Red Hat Bugzilla – Bug 435319
/boot/efi on ia64 needs to be mounted with quiet option
Last modified: 2008-03-05 16:06:15 EST
Description of problem:
I am not sure if this change needs to be in anaconda or in one of the other
packages used at install time. I will be happy to provide a patch if someone
can point me in the right direction.
A recent kernel change now enforces the fact that chmod on vfat partitions fail
when it cannot properly handle changes that differ between u, g, and o since it
doesn't have that concept. In the past these just failed quietly. After this
change rpm is no longer able to install new kernels on ia64:
Error unpacking rpm package kernel-2.6.25-0.69.rc3.git1.fc9.ia64
error: unpacking of archive failed on file
/boot/efi/EFI/redhat/vmlinuz-2.6.25-0.69.rc3.git1.fc9: cpio: chmod
the fix for this is to add the umount option to /etc/fstab for /boot/efi.
FYI, the kernel change that triggered this is:
Author: Jan Engelhardt <firstname.lastname@example.org>
Date: Wed Feb 6 01:36:08 2008 -0800
fs/fat/: refine chmod checks
Version-Release number of selected component (if applicable):

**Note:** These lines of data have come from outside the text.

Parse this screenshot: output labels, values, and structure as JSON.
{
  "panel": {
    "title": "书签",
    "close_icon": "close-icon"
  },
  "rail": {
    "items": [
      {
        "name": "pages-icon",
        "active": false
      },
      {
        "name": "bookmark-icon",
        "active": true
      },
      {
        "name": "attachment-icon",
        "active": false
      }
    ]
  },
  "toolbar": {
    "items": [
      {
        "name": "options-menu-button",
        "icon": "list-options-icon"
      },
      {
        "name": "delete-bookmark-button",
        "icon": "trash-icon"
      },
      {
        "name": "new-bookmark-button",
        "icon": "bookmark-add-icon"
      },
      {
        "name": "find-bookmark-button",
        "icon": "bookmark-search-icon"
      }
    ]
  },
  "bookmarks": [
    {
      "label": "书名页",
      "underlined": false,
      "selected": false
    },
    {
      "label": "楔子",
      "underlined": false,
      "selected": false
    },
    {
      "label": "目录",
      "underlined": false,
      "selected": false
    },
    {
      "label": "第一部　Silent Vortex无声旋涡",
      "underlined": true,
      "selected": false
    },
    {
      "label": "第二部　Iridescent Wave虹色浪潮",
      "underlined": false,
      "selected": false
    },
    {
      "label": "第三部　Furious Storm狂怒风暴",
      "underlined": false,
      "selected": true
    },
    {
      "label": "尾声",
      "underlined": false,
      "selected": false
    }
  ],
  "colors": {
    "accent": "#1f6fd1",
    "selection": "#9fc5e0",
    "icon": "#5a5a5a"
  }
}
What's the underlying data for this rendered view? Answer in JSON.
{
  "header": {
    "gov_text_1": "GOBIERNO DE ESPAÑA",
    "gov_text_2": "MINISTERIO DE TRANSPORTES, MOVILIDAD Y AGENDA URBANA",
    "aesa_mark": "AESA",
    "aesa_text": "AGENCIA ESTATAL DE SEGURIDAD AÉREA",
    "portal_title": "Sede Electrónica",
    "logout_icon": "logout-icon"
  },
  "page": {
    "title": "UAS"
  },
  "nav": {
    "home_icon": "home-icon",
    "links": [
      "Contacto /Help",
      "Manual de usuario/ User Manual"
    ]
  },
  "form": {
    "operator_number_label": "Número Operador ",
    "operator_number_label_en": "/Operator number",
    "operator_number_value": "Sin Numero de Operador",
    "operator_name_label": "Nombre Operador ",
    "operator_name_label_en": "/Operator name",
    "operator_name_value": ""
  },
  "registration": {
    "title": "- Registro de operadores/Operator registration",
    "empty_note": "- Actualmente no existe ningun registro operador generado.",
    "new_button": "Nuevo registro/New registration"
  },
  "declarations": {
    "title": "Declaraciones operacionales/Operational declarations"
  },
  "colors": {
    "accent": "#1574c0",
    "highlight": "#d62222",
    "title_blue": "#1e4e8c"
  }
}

Steps to Reproduce:
This is kernel brokenness. We mount filesystems with the defaults. If the
defaults are broken, they need to be fixed. Otherwise, users are in for
unbearable pain on things like upgrades.
Doug, can you take this to linux-kernel? Breaking programs like cpio that used
to work on vfat can't possibly be a good idea...
(In reply to comment #2)
> Doug, can you take this to linux-kernel? Breaking programs like cpio that used
> to work on vfat can't possibly be a good idea...
Actually yeah, I need to report this upstream. I did some additional testing on
this and even chmod commands that _should_ work fail after this patch.
More info on this:
cpio doesn't actually fail, I did some experimenting and found that even though
cpio prints out an error message it _does_ create the file and does not even
return a non-zero exit code. Evidently RPM is either seeing the error message
from cpio OR it just verifies that the mode is what it expects and if it isn't
it removes the files.
I discovered that the only modes that work on a fat filesystem are 755 and 555
and after some deliberation I realize that makes sense.
So, cpio isn't broken and it _does_ appear the kernel is doing the right thing.
I came up with a cleaner solotion of just setting vmlinuz to mode 755 in the
spec file when it is built. From the discussion on fedora-kernel-list it sounds
like they will take that in.
I will verify this once the chmod 755 change it made to the specfile and close then.
Fix committed to the kernel specfile.